* REQUIREMENT
Every line of the records below that holds the word "固定班制" belongs in the answer.

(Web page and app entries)
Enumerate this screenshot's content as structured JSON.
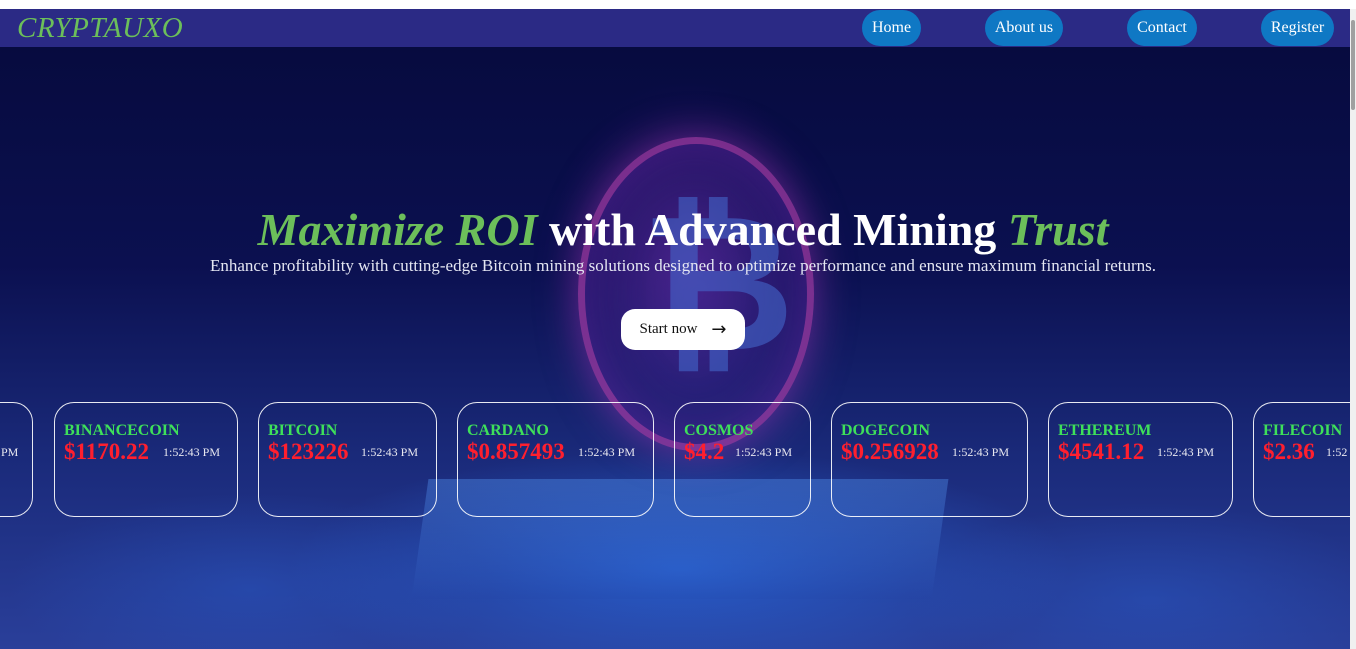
{
  "brand": "CRYPTAUXO",
  "nav": {
    "home": "Home",
    "about": "About us",
    "contact": "Contact",
    "register": "Register"
  },
  "hero": {
    "headline_part1": "Maximize ROI",
    "headline_part2": " with Advanced Mining ",
    "headline_part3": "Trust",
    "subtitle": "Enhance profitability with cutting-edge Bitcoin mining solutions designed to optimize performance and ensure maximum financial returns.",
    "cta_label": "Start now",
    "cta_icon": "arrow-right-icon"
  },
  "colors": {
    "brand_green": "#6cbf5a",
    "nav_bg": "#2b2a85",
    "nav_button": "#0f78c4",
    "coin_name": "#3ee05a",
    "coin_price": "#ff1f2e"
  },
  "ticker": {
    "partial_left_time": "PM",
    "items": [
      {
        "name": "BINANCECOIN",
        "price": "$1170.22",
        "time": "1:52:43 PM"
      },
      {
        "name": "BITCOIN",
        "price": "$123226",
        "time": "1:52:43 PM"
      },
      {
        "name": "CARDANO",
        "price": "$0.857493",
        "time": "1:52:43 PM"
      },
      {
        "name": "COSMOS",
        "price": "$4.2",
        "time": "1:52:43 PM"
      },
      {
        "name": "DOGECOIN",
        "price": "$0.256928",
        "time": "1:52:43 PM"
      },
      {
        "name": "ETHEREUM",
        "price": "$4541.12",
        "time": "1:52:43 PM"
      },
      {
        "name": "FILECOIN",
        "price": "$2.36",
        "time": "1:52"
      }
    ]
  }
}
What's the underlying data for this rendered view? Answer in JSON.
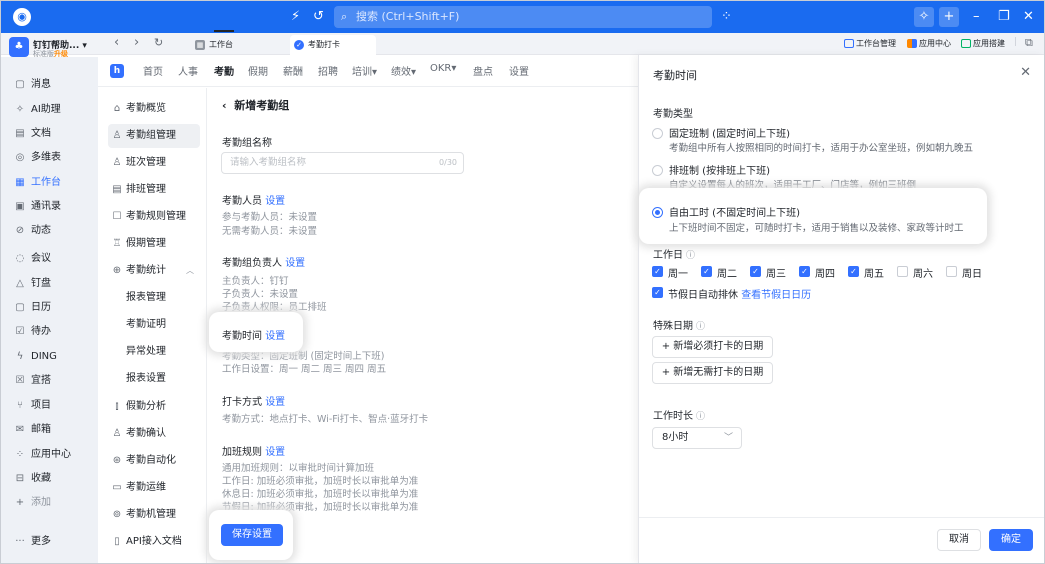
{
  "topbar": {
    "search_placeholder": "搜索 (Ctrl+Shift+F)",
    "colors": {
      "bg": "#1a6bf0"
    }
  },
  "org": {
    "name": "钉钉帮助...",
    "edition": "标准版",
    "upgrade": "升级"
  },
  "tabs": [
    {
      "label": "工作台"
    },
    {
      "label": "考勤打卡"
    }
  ],
  "right_links": [
    "工作台管理",
    "应用中心",
    "应用搭建"
  ],
  "sidebar": {
    "items": [
      {
        "label": "消息",
        "icon": "message-icon"
      },
      {
        "label": "AI助理",
        "icon": "ai-icon"
      },
      {
        "label": "文档",
        "icon": "doc-icon"
      },
      {
        "label": "多维表",
        "icon": "table-icon"
      },
      {
        "label": "工作台",
        "icon": "grid-icon"
      },
      {
        "label": "通讯录",
        "icon": "contacts-icon"
      },
      {
        "label": "动态",
        "icon": "feed-icon"
      },
      {
        "label": "会议",
        "icon": "meeting-icon"
      },
      {
        "label": "钉盘",
        "icon": "drive-icon"
      },
      {
        "label": "日历",
        "icon": "calendar-icon"
      },
      {
        "label": "待办",
        "icon": "todo-icon"
      },
      {
        "label": "DING",
        "icon": "ding-icon"
      },
      {
        "label": "宜搭",
        "icon": "yida-icon"
      },
      {
        "label": "项目",
        "icon": "project-icon"
      },
      {
        "label": "邮箱",
        "icon": "mail-icon"
      },
      {
        "label": "应用中心",
        "icon": "apps-icon"
      },
      {
        "label": "收藏",
        "icon": "favorite-icon"
      },
      {
        "label": "添加",
        "icon": "plus-icon"
      },
      {
        "label": "更多",
        "icon": "more-icon"
      }
    ],
    "active": "工作台"
  },
  "app_nav": {
    "items": [
      "首页",
      "人事",
      "考勤",
      "假期",
      "薪酬",
      "招聘",
      "培训▾",
      "绩效▾",
      "OKR▾",
      "盘点",
      "设置"
    ],
    "active": "考勤"
  },
  "module_menu": {
    "items": [
      {
        "label": "考勤概览",
        "icon": "home-icon"
      },
      {
        "label": "考勤组管理",
        "icon": "group-icon"
      },
      {
        "label": "班次管理",
        "icon": "shift-icon"
      },
      {
        "label": "排班管理",
        "icon": "schedule-icon"
      },
      {
        "label": "考勤规则管理",
        "icon": "rule-icon"
      },
      {
        "label": "假期管理",
        "icon": "holiday-icon"
      },
      {
        "label": "考勤统计",
        "icon": "stats-icon"
      },
      {
        "label": "报表管理",
        "icon": ""
      },
      {
        "label": "考勤证明",
        "icon": ""
      },
      {
        "label": "异常处理",
        "icon": ""
      },
      {
        "label": "报表设置",
        "icon": ""
      },
      {
        "label": "假勤分析",
        "icon": "chart-icon"
      },
      {
        "label": "考勤确认",
        "icon": "confirm-icon"
      },
      {
        "label": "考勤自动化",
        "icon": "auto-icon"
      },
      {
        "label": "考勤运维",
        "icon": "ops-icon"
      },
      {
        "label": "考勤机管理",
        "icon": "machine-icon"
      },
      {
        "label": "API接入文档",
        "icon": "api-icon"
      }
    ],
    "active": "考勤组管理"
  },
  "form": {
    "title": "新增考勤组",
    "name_label": "考勤组名称",
    "name_placeholder": "请输入考勤组名称",
    "name_count": "0/30",
    "members_label": "考勤人员",
    "set": "设置",
    "members_lines": [
      "参与考勤人员：未设置",
      "无需考勤人员：未设置"
    ],
    "owner_label": "考勤组负责人",
    "owner_lines": [
      "主负责人：钉钉",
      "子负责人：未设置",
      "子负责人权限：员工排班"
    ],
    "time_label": "考勤时间",
    "time_lines": [
      "考勤类型：固定班制 (固定时间上下班)",
      "工作日设置：周一 周二 周三 周四 周五"
    ],
    "punch_label": "打卡方式",
    "punch_lines": [
      "考勤方式：地点打卡、Wi-Fi打卡、智点·蓝牙打卡"
    ],
    "ot_label": "加班规则",
    "ot_lines": [
      "通用加班规则：以审批时间计算加班",
      "工作日: 加班必须审批，加班时长以审批单为准",
      "休息日: 加班必须审批，加班时长以审批单为准",
      "节假日: 加班必须审批，加班时长以审批单为准"
    ],
    "save": "保存设置"
  },
  "panel": {
    "title": "考勤时间",
    "type_label": "考勤类型",
    "options": [
      {
        "title": "固定班制 (固定时间上下班)",
        "desc": "考勤组中所有人按照相同的时间打卡，适用于办公室坐班，例如朝九晚五",
        "selected": false
      },
      {
        "title": "排班制 (按排班上下班)",
        "desc": "自定义设置每人的班次，适用于工厂、门店等，例如三班倒",
        "selected": false
      },
      {
        "title": "自由工时 (不固定时间上下班)",
        "desc": "上下班时间不固定，可随时打卡，适用于销售以及装修、家政等计时工",
        "selected": true
      }
    ],
    "workday_label": "工作日",
    "days": [
      {
        "label": "周一",
        "checked": true
      },
      {
        "label": "周二",
        "checked": true
      },
      {
        "label": "周三",
        "checked": true
      },
      {
        "label": "周四",
        "checked": true
      },
      {
        "label": "周五",
        "checked": true
      },
      {
        "label": "周六",
        "checked": false
      },
      {
        "label": "周日",
        "checked": false
      }
    ],
    "holiday_rest": "节假日自动排休",
    "holiday_link": "查看节假日日历",
    "special_label": "特殊日期",
    "add_must": "+ 新增必须打卡的日期",
    "add_no": "+ 新增无需打卡的日期",
    "duration_label": "工作时长",
    "duration_value": "8小时",
    "cancel": "取消",
    "ok": "确定"
  }
}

* RESPONSE TO THE TASK
      "考勤类型：固定班制 (固定时间上下班)",
        "title": "固定班制 (固定时间上下班)",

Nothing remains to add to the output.